Hazel Dean Davis is an American orchestral hornist living in Boston. She plays regularly with the Boston Symphony Orchestra and Pops, and the Grammy nominated chamber orchestra, A Far Cry. In 2018 Hazel made her Boston solo debut in Britten’s Serenade for Tenor Horn and Strings with tenor Nicholas Phan and A Far Cry, for which critics celebrated her “masterful colorings and sensitivity to text” (BMIntelligencer).
Other recent highlights include 2018 Boston Pops tours on the East Coast and in California; 2017 tour of China and Taiwan with the Cincinnati Symphony and Pops; a 2016 double-horn recital with Cincinnati Principal Elizabeth Freimuth and a 2017 solo recital at University of New Hampshire; ten weeks of the 2015-16 season with the Boston Symphony Orchestra, including their Carnegie Hall Tour; two weeks with the San Francisco Symphony; a Carnegie Hall Tour with the Baltimore Symphony; premiering Matthew Aucoin’s opera “Crossing” at the American Repertory Theatre in Cambridge in 2015 and at the Brooklyn Academy of Music in 2017; as well as concerts with the Rhode Island Philharmonic, Portland Symphony, Boston Ballet, Boston Philharmonic and the Boston Modern Orchestra Project.
Hazel appears on the Boston Symphony’s 2016 Grammy winning recording of Shostakovich Symphony 5, and can be heard on the BSO’s 2017 recording of Strauss’s Alpine Symphony.
Prior to her move to Boston, Hazel played second and fourth horn with the Virginia Symphony Orchestra for 11 years, a job she won at age 22.
Originally from St. Paul, Minnesota, Hazel graduated from Harvard University in 2003 with a BA in Biological and Social Anthropology. At Harvard, she studied horn with James Sommerville and was active in the chamber and orchestral music scene, receiving both the David McCord Prize for Music and the Louis Sudler Top Senior Prize in the Arts. In addition to Mr. Sommerville, Hazel studied with Caroline Lemen and Kendall Betts in St. Paul, and with Julie Landsman at The Juilliard School, where she received a Graduate Performance Diploma in 2004.
Hazel spent two summers as a Tanglewood fellow when she was aged 20 and 21. She also enjoyed summers at the Marlboro Chamber Music Festival, the Pacific Music Festival, and the Aspen Music Festival.
A passionate chamber musician, Hazel has been featured in the Virginia Arts Festival Chamber Series, where critics called her “the star of the show…she played with complete security and authority…whether asked for leaps, trills, or long beautiful sustained notes” (Virginian Pilot).
Hazel is on faculty at the Longy Conservatory in Cambridge, and is the horn professor at the University of New Hampshire. She spends her summers as a faculty artist and teacher at the Brevard Music Center in North Carolina. She also maintains a private horn studio in Arlington, MA.

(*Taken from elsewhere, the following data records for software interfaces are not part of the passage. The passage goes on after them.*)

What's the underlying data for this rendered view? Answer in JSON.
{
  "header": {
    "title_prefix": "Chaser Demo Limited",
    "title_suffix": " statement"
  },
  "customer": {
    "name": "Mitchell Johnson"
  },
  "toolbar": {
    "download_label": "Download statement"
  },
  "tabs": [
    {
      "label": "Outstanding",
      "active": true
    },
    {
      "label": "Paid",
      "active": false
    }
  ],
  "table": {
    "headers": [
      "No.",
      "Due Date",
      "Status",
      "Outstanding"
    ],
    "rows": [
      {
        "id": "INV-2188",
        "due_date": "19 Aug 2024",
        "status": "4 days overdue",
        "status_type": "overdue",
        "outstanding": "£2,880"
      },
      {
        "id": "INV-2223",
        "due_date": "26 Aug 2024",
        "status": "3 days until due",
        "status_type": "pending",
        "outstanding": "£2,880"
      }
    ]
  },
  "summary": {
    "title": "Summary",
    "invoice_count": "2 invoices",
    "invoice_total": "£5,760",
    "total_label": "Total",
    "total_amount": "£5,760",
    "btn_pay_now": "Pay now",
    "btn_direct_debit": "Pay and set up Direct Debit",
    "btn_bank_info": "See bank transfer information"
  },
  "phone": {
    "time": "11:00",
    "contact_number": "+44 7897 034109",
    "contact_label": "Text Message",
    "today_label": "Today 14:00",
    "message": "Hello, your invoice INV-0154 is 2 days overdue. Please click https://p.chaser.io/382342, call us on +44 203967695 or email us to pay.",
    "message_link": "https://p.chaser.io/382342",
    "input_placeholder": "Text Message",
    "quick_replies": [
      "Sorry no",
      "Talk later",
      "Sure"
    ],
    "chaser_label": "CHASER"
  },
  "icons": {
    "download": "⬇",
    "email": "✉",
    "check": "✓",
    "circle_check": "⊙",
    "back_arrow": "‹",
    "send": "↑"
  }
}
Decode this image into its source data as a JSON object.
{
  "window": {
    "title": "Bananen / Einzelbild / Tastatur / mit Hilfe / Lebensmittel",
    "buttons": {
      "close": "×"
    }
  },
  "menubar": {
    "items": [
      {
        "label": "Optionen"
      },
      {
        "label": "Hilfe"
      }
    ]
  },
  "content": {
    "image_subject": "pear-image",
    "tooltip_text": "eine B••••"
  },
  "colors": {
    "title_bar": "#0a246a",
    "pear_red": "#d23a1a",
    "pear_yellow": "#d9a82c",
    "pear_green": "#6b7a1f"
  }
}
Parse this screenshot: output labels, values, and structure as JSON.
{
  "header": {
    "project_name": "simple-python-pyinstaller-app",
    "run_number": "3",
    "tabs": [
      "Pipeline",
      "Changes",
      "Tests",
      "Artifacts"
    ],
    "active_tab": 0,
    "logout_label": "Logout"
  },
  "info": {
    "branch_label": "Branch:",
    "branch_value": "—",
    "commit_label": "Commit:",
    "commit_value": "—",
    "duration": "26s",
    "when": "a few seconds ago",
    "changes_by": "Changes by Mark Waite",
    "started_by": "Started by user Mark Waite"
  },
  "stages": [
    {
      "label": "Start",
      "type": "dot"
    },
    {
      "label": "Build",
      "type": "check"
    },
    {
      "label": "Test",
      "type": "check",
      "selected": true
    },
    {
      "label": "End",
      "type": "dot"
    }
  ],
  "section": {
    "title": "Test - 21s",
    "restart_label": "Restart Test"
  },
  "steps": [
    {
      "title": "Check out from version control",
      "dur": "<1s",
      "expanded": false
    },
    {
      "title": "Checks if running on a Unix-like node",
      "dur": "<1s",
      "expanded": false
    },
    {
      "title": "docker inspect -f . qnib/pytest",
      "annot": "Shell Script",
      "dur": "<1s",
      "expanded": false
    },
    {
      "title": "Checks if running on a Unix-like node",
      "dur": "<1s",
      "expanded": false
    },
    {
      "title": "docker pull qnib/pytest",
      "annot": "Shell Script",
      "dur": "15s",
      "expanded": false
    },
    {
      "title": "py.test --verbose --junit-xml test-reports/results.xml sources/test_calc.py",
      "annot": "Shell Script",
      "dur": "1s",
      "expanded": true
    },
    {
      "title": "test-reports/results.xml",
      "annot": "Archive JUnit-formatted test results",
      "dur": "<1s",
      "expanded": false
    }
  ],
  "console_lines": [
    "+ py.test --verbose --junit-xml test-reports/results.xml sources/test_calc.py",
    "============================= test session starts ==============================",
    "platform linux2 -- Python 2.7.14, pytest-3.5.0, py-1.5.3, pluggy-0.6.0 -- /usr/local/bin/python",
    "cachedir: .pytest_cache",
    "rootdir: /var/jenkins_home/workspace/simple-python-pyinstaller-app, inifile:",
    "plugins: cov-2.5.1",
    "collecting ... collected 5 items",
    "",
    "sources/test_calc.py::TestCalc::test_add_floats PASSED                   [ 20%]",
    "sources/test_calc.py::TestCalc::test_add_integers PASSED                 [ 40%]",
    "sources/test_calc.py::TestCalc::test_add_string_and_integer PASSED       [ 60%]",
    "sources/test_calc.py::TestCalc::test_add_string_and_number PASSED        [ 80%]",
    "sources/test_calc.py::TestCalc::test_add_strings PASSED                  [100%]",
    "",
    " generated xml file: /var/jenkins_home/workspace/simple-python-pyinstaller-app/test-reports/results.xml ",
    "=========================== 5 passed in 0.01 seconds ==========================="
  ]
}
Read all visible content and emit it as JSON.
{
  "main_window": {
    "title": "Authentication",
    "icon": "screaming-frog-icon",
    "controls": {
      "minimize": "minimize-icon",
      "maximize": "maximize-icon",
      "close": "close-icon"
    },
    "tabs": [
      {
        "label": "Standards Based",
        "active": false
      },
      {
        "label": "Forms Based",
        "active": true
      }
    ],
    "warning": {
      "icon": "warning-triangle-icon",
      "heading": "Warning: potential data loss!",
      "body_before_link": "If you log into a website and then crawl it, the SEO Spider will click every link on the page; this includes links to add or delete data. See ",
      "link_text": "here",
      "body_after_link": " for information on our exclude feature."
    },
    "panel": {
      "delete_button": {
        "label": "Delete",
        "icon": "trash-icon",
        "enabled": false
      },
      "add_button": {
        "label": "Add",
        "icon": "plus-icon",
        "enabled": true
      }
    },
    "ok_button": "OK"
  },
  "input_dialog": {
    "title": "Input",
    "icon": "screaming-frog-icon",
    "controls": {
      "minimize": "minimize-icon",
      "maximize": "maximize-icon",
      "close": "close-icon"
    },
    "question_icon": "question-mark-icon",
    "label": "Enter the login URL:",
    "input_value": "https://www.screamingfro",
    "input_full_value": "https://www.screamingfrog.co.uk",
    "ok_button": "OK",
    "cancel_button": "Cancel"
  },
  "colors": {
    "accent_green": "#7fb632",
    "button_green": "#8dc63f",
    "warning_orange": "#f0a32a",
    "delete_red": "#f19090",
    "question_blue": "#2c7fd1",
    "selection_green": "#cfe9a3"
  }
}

Hazel lives with her husband Steve, children Diana, Nadia, and Kalle, Sophie-Cat and Piper the puppy. When not playing horn, you will find Hazel running around the Arlington reservoir, sipping coffee and reading novels at the best coffee shops, making granola, marching for minority and women’s rights, reading up on the latest discoveries in human evolution, and playing board games or crafting with her kids. Her friends tease her for loving everything local, and indeed Hazel loves little more than a day spent exploring farmers markets, neighborhood cafes and small shops. She enjoys traveling and immersing herself in the “local” food, culture, and neighborhoods of wherever she is. She has spent time living in Norway, Sweden, and France, and has traveled extensively throughout the USA, Europe, Asia, and South America.
I approach teaching as a partnership. I, as the teacher, provide feedback and offer a toolbox of skills, exercises, and adjustments that you, the student, can take with you for a lifetime of practice. I believe in a pragmatic approach. We all know what great horn playing sounds like, but there are many different ways to get to the same outcome. In every lesson, we will investigate ways that can make your playing better. You will learn the fundamentals and we will explore tried and true techniques and exercises. We will also experiment, take risks, and find what works best for you. You will learn how to listen critically and productively. You will learn what adjustments might help you create the sound you want. In our lessons we will:
1. Examine the technical elements, making sure you are using your air, embouchure, and tongue efficiently. We will work to eliminate excessive movement and muscle usage. You will learn to lip trill invisibly, play high soft, and low loud, just to name a few.
2. Make music. This is why we do what we do. We love the horn because of its incredible color and sound range. You will learn how to take advantage of the horn’s wide spectrum of sound and phrase with natural, singing lines.
3. Teach yourself. My pragmatic approach teaches you how to teach yourself. I keep my thought process transparent so that you can learn how to problem-solve. I want you to create your own toolbox of adjustments and skills that you can have at the ready for years to come.Hazel Dean Davis